Ecological and Social Impact of Linen

Q: Could linen provide a large scale alternative to cotton as a textile of choice?
A: Some of the reasons for flax not being suitable as a large scale substitute for cotton are the fact that flax is somewhat slow growing, and is labor and time intensive to harvest and turn into cloth. Flax is not as thirsty for water, nor as vulnerable to pests and diseases as cotton; however, a troubling amount of pesticide, herbicide, fungicide and fertilizer is used in the large scale cultivation of flax. The flax plant is notably vulnerable to drying out and dying from even moderate water shortages. There is a growing demand for organically grown flax; however, the basic problems associated with the cultivation of flax will make organic flax farming a somewhat expensive and tedious process. Linen receives only a mediocre environmental friendliness rating. It is unlikely that there will be any large scale interest in making cottonized flax. Flax simply grows too slowly to be a competitor to cotton. If linen were to replace cotton as the fabric of choice it would have by now.

Q: What are the advantages of incorporating linen into a clothing design?
A: Linen has a nice cool feeling in warm weather and is a natural fiber so it “breathes” well and is not likely to cause skin irritation to people with allergic reactions to synthetic fibers. Linen holds its shape well and shrinks very little after drying in a dryer. Linen has good resistance to abrasion and wear. Linen is not very prone to attracting and producing lint. Linen is also biodegradable.

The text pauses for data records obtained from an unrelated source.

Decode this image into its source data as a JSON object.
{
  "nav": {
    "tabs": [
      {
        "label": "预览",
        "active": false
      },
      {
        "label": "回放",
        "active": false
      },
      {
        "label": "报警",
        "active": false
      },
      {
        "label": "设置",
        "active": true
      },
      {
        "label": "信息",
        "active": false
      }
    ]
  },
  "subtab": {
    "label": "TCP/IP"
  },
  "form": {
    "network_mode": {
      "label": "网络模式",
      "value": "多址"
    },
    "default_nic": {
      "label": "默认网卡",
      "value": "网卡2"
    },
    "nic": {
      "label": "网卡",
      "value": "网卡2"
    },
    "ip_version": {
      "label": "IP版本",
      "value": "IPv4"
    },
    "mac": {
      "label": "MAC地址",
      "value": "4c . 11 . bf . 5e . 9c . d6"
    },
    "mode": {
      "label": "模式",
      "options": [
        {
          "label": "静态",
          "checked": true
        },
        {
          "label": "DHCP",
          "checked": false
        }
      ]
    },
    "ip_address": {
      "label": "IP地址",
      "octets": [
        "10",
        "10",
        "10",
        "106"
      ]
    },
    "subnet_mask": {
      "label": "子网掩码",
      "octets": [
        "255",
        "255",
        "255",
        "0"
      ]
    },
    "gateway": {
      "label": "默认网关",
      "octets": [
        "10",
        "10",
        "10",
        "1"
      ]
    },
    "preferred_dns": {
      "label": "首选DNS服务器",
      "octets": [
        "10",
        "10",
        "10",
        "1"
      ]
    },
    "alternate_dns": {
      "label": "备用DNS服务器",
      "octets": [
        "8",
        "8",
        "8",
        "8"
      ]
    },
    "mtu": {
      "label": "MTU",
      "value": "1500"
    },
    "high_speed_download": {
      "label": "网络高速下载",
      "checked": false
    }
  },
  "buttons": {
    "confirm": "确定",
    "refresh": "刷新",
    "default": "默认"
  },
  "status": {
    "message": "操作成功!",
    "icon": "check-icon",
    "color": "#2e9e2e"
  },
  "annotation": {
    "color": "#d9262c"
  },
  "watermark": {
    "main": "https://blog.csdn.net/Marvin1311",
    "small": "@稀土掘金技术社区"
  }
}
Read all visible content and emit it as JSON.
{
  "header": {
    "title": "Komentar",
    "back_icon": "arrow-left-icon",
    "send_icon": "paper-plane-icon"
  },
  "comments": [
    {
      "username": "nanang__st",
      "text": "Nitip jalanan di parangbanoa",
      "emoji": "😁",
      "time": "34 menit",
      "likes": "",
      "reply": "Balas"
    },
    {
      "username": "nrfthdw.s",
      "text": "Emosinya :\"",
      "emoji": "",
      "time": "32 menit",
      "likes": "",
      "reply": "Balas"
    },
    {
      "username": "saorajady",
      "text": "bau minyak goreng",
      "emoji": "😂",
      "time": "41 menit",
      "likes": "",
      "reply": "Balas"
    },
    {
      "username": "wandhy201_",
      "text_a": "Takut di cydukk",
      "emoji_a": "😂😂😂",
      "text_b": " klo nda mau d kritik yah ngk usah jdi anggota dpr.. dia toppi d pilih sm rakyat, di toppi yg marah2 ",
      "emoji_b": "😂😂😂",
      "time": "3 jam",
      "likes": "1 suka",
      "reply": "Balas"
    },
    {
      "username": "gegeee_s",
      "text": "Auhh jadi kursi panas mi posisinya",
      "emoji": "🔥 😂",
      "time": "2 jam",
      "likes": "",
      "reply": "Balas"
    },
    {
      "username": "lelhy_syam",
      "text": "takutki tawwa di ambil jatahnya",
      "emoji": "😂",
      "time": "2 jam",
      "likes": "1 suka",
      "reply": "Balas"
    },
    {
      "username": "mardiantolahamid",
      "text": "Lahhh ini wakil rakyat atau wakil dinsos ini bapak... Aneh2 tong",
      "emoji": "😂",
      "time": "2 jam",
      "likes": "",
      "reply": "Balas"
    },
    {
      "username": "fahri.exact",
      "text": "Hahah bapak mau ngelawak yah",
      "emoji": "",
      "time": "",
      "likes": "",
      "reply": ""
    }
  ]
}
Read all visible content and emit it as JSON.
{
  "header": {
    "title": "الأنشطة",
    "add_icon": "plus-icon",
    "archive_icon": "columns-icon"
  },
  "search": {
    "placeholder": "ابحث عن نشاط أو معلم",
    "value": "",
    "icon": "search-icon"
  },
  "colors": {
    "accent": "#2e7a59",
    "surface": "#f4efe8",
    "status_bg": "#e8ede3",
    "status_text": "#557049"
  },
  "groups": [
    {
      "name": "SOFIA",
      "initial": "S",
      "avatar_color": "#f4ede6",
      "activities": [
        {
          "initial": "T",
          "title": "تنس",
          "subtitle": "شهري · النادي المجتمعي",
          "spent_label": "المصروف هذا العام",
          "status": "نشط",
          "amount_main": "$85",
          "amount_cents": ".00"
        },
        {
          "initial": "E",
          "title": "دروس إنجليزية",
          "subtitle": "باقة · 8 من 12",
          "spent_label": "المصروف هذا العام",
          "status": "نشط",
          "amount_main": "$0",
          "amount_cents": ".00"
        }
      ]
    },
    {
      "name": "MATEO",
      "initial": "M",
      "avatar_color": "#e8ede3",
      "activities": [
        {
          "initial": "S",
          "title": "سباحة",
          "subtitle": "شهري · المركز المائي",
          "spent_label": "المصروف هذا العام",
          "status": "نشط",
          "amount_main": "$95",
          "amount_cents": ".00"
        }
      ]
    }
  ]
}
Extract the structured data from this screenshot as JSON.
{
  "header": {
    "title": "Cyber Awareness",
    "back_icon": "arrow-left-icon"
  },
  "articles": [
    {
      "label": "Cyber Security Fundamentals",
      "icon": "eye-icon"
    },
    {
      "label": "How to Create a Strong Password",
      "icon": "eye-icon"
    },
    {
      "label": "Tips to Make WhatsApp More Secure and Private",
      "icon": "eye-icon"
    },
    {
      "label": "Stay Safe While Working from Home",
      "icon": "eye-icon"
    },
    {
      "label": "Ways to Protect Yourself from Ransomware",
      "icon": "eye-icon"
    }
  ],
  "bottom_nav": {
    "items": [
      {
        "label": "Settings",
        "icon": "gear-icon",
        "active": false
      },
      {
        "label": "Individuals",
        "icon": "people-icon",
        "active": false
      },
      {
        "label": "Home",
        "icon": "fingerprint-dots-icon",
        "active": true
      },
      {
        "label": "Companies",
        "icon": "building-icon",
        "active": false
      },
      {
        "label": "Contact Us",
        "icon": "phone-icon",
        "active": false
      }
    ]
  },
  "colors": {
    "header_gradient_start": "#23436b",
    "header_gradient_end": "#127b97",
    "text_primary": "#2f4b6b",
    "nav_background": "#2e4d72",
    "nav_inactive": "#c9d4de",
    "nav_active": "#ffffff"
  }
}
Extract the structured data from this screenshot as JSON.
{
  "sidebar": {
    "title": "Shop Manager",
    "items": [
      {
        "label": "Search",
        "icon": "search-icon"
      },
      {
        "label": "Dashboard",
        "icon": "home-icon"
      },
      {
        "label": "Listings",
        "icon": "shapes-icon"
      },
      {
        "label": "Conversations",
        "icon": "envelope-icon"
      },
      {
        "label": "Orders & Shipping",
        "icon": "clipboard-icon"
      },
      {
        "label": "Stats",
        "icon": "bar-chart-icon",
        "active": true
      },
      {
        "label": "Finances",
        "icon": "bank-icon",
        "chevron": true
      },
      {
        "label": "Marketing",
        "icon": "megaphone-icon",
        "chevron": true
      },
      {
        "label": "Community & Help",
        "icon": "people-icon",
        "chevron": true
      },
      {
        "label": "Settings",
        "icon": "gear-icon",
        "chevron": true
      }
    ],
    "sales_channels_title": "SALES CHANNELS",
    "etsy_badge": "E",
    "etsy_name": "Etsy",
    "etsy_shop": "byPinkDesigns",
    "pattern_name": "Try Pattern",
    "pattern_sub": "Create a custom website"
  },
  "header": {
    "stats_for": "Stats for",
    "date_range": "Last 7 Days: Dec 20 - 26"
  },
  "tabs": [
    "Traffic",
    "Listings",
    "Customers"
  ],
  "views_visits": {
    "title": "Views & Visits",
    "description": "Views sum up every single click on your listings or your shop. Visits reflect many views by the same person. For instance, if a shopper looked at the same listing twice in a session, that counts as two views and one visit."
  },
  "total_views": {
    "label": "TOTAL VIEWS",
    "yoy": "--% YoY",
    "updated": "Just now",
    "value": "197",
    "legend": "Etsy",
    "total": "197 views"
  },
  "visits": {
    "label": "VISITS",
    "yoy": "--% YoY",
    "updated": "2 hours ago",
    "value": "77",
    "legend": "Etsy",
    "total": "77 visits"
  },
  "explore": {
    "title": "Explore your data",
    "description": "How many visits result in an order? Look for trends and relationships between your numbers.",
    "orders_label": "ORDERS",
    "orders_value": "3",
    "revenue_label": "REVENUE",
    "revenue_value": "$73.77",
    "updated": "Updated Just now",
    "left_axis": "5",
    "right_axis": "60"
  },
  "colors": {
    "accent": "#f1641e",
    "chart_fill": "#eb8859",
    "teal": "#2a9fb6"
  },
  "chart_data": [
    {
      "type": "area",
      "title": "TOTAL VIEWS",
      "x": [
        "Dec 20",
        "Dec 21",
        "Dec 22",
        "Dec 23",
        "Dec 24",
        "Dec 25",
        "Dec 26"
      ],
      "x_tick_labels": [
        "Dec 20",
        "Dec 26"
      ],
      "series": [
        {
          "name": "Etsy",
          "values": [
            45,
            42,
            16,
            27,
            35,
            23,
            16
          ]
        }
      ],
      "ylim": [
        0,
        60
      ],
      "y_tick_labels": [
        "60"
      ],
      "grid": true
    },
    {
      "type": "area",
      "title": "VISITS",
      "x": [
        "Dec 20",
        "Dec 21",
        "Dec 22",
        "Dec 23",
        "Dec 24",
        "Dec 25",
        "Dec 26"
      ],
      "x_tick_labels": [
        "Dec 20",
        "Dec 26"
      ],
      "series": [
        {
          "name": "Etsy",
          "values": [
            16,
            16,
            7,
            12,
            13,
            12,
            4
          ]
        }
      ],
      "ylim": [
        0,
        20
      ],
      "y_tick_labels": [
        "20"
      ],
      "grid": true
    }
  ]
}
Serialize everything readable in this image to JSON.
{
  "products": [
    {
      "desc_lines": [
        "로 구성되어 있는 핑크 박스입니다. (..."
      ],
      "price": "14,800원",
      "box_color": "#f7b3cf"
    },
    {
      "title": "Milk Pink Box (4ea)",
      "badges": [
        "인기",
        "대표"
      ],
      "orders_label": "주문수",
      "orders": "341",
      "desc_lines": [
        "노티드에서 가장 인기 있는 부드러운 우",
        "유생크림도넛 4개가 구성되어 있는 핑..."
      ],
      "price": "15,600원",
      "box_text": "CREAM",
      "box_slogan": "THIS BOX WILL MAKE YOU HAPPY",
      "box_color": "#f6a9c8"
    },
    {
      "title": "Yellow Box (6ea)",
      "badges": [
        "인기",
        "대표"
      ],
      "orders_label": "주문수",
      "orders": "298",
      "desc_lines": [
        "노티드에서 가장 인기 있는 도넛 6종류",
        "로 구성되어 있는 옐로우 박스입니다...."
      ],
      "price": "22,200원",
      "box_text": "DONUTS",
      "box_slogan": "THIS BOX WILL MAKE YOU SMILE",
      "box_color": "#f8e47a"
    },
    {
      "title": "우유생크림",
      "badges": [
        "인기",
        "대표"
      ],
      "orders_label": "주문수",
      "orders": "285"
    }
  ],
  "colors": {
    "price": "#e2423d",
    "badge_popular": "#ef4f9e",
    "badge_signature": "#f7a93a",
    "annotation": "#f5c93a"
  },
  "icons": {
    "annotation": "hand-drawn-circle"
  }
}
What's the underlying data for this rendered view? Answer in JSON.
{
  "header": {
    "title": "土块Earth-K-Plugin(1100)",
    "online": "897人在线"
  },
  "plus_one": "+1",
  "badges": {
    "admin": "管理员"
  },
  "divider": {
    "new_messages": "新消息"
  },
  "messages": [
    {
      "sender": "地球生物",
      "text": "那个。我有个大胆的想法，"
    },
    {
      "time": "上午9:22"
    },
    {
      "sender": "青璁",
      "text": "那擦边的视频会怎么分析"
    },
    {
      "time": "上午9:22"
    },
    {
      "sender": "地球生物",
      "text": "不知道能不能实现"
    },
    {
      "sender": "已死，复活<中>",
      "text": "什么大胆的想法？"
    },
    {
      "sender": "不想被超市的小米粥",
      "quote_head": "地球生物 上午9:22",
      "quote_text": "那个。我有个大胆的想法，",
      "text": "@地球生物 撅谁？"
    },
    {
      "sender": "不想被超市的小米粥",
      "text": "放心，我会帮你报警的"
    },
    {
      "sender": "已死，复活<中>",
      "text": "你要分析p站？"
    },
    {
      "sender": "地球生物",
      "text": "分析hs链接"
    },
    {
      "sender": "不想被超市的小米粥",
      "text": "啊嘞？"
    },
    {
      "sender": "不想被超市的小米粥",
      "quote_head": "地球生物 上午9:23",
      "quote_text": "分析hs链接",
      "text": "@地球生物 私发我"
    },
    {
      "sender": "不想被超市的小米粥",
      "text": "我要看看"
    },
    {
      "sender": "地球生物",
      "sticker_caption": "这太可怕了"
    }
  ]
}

Q: What are the disadvantages of using linen?
A: Linen, like all of the plant stem or leaf derived fabrics, is a bit less soft and flexible than cotton or rayon. Linen is prone to getting brittle and having the fibers break over time. The breaking and drying out of linen fibers over time is often first observed in broken fibers around high wear areas and areas of frequent creasing. These areas of high ware and frequent creasing are places such as cuffs and collars. The cuffs and collars on linen shirts are the first places to show the signs of wear and ageing, and generally show signs of wear faster than garments made out of more pliable fabrics. Linen also does not stretch and give very well, but this is also the reason linen holds its shape well. Linen is also well known for wrinkling easily and requiring frequent ironing.